This rectangular pit, measuring 4’ wide, 5’ long and 5’ in depth and designated as Feature 2, was interpreted to be a refuse pit or privy. Analysis of the ceramic and glass objects recovered from the feature revealed a date range spanning the 1940s to the 1960s. The feature’s most unusual contents were found near the bottom of the excavation unit – 232 semi-complete rayon or nylon stockings. This seemingly odd horde prompted some hypothesizing on the part of the field school team, informed by thorough historic background research to provide some context for what we could consider an unusual quantity of an everyday domestic item, specifically a feminine item.

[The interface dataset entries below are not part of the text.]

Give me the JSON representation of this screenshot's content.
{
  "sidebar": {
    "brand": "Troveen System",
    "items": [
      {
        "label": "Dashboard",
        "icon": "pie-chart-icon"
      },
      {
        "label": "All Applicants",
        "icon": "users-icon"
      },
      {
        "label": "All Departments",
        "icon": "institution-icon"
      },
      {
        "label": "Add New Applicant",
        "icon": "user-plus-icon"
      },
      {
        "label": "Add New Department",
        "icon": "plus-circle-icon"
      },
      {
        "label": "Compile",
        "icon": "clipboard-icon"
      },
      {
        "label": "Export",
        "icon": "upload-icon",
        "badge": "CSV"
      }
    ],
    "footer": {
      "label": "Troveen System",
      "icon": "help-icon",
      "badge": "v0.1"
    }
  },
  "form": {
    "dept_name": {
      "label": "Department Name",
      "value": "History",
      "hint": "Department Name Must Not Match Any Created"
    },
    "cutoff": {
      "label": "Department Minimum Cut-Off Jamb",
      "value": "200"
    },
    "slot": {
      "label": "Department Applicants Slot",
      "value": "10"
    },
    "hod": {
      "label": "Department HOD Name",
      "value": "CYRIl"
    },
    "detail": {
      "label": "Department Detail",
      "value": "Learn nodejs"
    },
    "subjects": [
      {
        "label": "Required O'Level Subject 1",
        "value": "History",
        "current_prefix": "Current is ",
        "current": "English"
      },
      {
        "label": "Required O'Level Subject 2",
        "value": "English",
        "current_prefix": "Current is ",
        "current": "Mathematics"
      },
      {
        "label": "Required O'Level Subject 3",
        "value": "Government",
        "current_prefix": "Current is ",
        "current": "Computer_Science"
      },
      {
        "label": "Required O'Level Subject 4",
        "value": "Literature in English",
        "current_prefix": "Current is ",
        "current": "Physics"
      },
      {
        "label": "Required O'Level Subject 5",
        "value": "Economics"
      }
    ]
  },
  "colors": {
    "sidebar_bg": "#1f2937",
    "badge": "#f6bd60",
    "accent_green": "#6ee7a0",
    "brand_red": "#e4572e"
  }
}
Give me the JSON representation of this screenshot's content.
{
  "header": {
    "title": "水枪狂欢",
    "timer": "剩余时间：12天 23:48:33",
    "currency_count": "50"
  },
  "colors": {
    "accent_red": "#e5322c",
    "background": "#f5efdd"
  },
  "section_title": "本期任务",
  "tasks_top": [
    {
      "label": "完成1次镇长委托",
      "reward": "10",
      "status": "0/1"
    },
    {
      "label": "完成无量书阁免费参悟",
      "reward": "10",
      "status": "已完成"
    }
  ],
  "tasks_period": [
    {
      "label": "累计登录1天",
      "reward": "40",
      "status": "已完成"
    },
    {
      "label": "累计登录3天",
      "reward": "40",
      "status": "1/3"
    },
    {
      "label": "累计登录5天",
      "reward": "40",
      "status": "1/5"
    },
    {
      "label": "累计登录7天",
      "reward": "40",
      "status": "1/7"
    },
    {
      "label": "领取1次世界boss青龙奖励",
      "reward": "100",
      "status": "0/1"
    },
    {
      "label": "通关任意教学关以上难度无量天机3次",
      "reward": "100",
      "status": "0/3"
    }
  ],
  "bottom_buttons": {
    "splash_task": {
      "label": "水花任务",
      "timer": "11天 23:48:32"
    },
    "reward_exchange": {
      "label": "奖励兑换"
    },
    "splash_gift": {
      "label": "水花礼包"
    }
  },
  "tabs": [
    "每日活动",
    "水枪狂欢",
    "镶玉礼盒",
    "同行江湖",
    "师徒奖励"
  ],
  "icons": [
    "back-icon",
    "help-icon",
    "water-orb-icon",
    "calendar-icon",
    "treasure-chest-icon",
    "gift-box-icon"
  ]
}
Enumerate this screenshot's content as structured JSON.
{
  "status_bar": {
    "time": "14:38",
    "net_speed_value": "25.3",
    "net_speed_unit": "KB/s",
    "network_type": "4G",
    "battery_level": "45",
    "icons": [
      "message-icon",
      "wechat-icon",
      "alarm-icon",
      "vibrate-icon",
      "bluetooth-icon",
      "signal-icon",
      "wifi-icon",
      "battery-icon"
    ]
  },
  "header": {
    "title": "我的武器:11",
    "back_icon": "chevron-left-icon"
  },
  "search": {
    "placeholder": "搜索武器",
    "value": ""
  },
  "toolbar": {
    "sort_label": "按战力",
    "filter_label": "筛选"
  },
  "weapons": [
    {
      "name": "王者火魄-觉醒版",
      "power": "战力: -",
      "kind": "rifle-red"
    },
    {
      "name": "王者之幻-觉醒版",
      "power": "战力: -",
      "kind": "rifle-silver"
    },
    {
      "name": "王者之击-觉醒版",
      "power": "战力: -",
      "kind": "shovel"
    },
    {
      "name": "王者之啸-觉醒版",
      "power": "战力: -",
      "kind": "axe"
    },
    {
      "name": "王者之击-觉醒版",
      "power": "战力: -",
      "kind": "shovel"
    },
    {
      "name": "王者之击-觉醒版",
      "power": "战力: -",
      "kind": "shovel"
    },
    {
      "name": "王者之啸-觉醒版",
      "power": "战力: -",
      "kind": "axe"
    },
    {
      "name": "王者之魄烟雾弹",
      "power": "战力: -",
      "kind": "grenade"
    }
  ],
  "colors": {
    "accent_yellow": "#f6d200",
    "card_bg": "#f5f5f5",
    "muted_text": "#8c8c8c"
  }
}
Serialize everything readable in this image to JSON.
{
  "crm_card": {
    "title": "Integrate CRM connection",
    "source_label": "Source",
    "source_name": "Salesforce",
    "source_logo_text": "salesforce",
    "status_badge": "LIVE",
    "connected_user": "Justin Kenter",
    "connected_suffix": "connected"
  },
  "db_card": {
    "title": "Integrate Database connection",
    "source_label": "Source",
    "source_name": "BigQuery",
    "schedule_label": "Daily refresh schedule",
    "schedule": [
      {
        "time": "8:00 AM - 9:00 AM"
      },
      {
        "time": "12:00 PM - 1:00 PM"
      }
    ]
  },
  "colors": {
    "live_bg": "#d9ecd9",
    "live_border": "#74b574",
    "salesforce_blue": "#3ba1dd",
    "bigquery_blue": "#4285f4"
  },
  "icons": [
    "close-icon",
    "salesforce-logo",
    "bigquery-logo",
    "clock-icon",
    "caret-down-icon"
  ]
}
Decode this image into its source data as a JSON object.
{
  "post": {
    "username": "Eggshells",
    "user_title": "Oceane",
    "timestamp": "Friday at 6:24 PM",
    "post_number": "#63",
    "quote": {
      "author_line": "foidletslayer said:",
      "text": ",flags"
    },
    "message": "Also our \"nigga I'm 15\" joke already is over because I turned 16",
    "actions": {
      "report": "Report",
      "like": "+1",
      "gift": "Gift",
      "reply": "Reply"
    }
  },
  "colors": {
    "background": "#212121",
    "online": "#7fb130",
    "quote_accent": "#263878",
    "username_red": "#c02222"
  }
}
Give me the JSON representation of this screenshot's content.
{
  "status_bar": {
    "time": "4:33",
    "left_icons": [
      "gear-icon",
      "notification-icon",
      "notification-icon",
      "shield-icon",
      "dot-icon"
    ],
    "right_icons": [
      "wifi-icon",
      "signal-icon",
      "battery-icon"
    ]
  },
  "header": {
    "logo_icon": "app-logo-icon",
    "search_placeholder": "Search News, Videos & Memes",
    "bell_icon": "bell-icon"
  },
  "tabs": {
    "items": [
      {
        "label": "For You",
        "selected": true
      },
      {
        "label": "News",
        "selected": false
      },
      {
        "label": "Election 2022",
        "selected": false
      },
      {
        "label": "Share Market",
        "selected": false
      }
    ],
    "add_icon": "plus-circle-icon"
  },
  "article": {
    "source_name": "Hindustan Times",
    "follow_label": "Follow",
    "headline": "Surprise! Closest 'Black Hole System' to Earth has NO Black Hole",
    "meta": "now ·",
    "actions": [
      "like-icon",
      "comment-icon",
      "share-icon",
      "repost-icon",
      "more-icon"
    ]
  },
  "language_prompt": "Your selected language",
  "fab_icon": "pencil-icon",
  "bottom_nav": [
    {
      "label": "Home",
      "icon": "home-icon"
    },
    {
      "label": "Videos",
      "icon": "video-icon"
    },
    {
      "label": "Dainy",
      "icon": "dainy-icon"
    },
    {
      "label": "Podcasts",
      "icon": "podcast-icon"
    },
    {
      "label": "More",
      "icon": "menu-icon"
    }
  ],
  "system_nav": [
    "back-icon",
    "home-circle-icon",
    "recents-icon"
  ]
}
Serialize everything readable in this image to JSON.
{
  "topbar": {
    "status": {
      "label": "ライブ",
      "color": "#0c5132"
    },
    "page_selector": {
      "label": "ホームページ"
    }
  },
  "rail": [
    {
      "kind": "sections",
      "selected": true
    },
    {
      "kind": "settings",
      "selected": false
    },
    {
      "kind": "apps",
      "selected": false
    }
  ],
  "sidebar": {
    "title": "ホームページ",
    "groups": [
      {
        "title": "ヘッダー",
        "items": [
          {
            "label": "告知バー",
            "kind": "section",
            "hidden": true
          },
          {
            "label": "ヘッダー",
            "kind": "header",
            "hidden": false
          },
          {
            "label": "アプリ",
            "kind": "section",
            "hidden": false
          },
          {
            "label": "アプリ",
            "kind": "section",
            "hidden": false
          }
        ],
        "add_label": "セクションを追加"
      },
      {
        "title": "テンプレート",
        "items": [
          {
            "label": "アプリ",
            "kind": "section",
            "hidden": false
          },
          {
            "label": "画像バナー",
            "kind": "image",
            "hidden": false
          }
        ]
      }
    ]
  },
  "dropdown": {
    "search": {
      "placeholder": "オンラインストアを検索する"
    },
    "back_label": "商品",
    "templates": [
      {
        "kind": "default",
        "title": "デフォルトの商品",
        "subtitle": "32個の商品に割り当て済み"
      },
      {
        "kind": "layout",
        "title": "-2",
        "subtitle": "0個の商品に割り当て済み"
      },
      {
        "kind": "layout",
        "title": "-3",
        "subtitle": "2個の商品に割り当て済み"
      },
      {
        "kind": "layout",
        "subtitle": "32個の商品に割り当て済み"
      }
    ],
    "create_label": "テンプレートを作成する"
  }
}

A daughter of George, coal miner and patriarch of the Berish family, worked in a nearby silk mill up until the time of its closing in the 1950s. She could have had access to surplus stocking inventory, but this doesn’t necessarily explain such an abundance of material. The team considered the possibility that the large quantity of nylons was related to the manufacture of rag rugs and carpets. Constructing rag rugs, durable and often multicolored, was a popular craft in the post-war period, and may have been a cottage industry for the Berish women and children, supplementing their family’s income. However, if the stockings were acquired a few years earlier, they would have been an even more precious and profitable commodity.
As with many material goods during WWII, synthetic fabrics such as rayon and nylon (then relatively recent inventions) were diverted from consumers to support the war effort. Following the end of the war, nylon manufactures refocused production and supply on the domestic market, though initially they could not meet the pent-up market demand. In 1946, cities across the U.S. experienced the unpleasantries of classic economics that unfold when too many dollars chase too few goods.
The Nylon Riots – no, it’s not the next up and coming girl punk rock band – although someone should probably trademark the name – the closest analogy seems like something between a Black Friday mob in the days before Internet shopping meets a reality TV show pitting brides-to-be against each other, scrambling for the best deal on the perfect dress. A snapshot from the Pittsburgh Press captured the commotion when 40,000 women lined up for only 10,000 pairs of stockings. Certainly, an obscure historical event, but one that speaks to the influence beauty standards have, how and why they change, and the lengths people are willing to go to achieve perceived status.
We hope you’ve enjoyed this week’s look at an unusual artifact from the anthracite region of Pennsylvania and its connections to forgotten post-war history. This archaeological investigation is just one component of the Anthracite Heritage Program’s efforts to preserve the stories and cultural heritage of the region. This interdisciplinary approach to understanding and preserving the past provides students an opportunity to examine and appreciate historic and contemporary issues in their communities.
Jones, Sean M.; V. Camille Westmont; Paul A. Schackel
Archaeological Investigations of Site 36LU321, Yanac House, Pardeesville, Luzerne County, Pennsylvania
Final Report prepared by University of Maryland, Department of Anthropology – January 2021 (manuscript on file – Section of Archaeology, State Museum of Pennsylvania)
Warfel, Steven G.
A Patch of Land Owned by the Company – Historical and Archaeological Investigations of House Lots #117/119 Main Street, Eckley Miners’ Village, Eckley Pennsylvania PHMC in association with Eckley Miners’ Village Associates and Friends of the State Museum, Harrisburg - 1993